Insight: Facing austerity, Europe's bureaucrats chafe
By Sebastian Moffett and Claire Davenport
BRUSSELS (Reuters) - Workers protesting austerity on the streets of southern Europe weren't to know it, but earlier this month there was also a strike at the heart of the European Union - by bureaucrats fighting possible cuts.
For an increasing number of Europeans, cuts in Brussels are what is needed.
The European capital has told member states to reduce spending, but as millions in Spain, Portugal and Greece feel the pain in pay, pensions, and social services, people are looking to the centre and finding what looks like fat.
Britain has led the way. Newspapers there have for decades carped at cosy 'eurocrats', as they call Europe's civil servants.
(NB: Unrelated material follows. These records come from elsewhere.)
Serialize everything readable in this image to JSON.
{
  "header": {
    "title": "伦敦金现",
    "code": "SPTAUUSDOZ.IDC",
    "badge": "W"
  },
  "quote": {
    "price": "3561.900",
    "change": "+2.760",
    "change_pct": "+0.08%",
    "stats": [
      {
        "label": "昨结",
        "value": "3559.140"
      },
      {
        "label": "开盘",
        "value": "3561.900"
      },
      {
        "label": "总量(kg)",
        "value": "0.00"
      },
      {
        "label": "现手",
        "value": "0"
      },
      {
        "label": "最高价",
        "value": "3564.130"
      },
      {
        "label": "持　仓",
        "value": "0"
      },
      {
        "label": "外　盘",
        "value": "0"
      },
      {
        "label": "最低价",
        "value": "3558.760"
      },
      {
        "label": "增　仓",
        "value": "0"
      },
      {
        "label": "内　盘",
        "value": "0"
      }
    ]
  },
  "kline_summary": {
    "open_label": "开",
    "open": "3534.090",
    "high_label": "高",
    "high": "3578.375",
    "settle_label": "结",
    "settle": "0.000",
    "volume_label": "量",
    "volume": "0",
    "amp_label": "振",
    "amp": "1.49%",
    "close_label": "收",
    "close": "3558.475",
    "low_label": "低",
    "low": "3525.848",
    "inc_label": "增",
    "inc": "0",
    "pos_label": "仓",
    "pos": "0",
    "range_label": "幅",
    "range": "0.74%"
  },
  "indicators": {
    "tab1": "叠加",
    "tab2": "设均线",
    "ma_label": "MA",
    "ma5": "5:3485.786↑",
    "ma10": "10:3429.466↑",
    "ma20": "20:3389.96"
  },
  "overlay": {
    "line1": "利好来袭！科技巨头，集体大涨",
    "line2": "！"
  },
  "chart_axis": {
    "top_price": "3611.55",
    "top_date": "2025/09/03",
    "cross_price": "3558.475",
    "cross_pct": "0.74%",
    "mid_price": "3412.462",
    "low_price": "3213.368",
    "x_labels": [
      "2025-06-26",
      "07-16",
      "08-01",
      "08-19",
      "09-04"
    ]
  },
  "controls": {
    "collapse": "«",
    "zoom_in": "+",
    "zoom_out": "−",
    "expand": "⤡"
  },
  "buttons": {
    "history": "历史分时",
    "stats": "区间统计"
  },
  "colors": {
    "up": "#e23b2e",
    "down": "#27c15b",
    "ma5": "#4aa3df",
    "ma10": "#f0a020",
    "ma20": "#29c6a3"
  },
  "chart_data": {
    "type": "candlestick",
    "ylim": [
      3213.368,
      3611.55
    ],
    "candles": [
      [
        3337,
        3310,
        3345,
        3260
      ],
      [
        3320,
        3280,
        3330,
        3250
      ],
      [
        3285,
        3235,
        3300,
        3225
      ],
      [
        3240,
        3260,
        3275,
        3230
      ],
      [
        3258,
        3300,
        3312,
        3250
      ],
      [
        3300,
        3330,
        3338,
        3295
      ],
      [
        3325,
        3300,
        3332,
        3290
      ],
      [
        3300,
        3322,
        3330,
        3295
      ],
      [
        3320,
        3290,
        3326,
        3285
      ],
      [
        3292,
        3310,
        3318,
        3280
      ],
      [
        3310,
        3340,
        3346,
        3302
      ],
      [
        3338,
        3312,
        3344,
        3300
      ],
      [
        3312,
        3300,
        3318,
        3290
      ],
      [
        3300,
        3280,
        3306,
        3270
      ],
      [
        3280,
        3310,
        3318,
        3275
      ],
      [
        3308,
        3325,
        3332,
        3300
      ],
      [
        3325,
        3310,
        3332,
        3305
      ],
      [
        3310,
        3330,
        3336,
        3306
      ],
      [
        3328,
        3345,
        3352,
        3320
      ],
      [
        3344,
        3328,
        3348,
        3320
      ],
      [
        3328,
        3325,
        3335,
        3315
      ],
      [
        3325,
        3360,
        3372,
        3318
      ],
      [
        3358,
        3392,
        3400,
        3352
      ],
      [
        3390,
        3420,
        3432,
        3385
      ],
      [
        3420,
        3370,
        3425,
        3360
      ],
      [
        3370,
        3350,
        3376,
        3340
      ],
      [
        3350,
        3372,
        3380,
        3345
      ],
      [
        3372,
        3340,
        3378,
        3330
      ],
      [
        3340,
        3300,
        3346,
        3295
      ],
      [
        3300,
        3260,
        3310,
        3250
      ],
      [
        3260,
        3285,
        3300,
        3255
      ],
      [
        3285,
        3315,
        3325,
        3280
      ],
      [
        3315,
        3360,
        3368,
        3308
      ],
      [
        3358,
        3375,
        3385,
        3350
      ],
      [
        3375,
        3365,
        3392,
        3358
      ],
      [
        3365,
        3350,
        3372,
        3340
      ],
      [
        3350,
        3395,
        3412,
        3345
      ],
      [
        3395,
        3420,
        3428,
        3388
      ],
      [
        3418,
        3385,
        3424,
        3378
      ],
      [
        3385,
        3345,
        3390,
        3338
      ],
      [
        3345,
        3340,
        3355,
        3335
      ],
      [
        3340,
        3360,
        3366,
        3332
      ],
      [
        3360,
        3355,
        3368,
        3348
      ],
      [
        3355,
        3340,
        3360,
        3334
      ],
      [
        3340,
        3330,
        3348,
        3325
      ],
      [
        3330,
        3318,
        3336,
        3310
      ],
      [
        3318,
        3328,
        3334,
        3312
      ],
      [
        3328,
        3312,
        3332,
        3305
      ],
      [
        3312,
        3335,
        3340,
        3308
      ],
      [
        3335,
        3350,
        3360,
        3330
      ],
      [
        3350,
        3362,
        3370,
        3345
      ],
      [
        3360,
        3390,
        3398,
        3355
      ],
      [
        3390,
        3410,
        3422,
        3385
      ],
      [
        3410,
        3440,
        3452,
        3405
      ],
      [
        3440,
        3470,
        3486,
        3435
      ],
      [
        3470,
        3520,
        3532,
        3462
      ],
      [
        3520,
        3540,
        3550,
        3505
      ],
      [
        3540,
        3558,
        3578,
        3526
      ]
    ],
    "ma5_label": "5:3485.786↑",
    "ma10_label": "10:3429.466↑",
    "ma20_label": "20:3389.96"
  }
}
Prime Minister David Cameron need only mention the EU and generous spending to produce a sea of nods and chants of "hear, hear!" around parliament.
"We can't have European spending going up and up and up when we're having to make difficult decisions in so many different areas," Cameron told reporters at the last summit of EU leaders in October, going on to express his frustration at the salaries of civil servants in Brussels.
Now, doubts are mounting in other member states. Such concerns have held up talks over the EU's long-term budget, a financial program worth more than 1 trillion euros ($1.3 trillion) over the next seven years. EU leaders hope to reach a deal at a summit on November 22-23.
The problem is that governments from Helsinki to Madrid are freezing spending or cutting it by 5 percent or more a year, but the European Commission has asked for a 6 percent increase over 2014-2020. An influential group of eight EU countries, including Germany and France as well as Britain, wants the Commission to save between 5 and 15 billion euros over the period.
The Commission argues that it has already made cuts. But in politics, symbolism matters, and numerous examples appear to contradict the claims of restraint: Continued...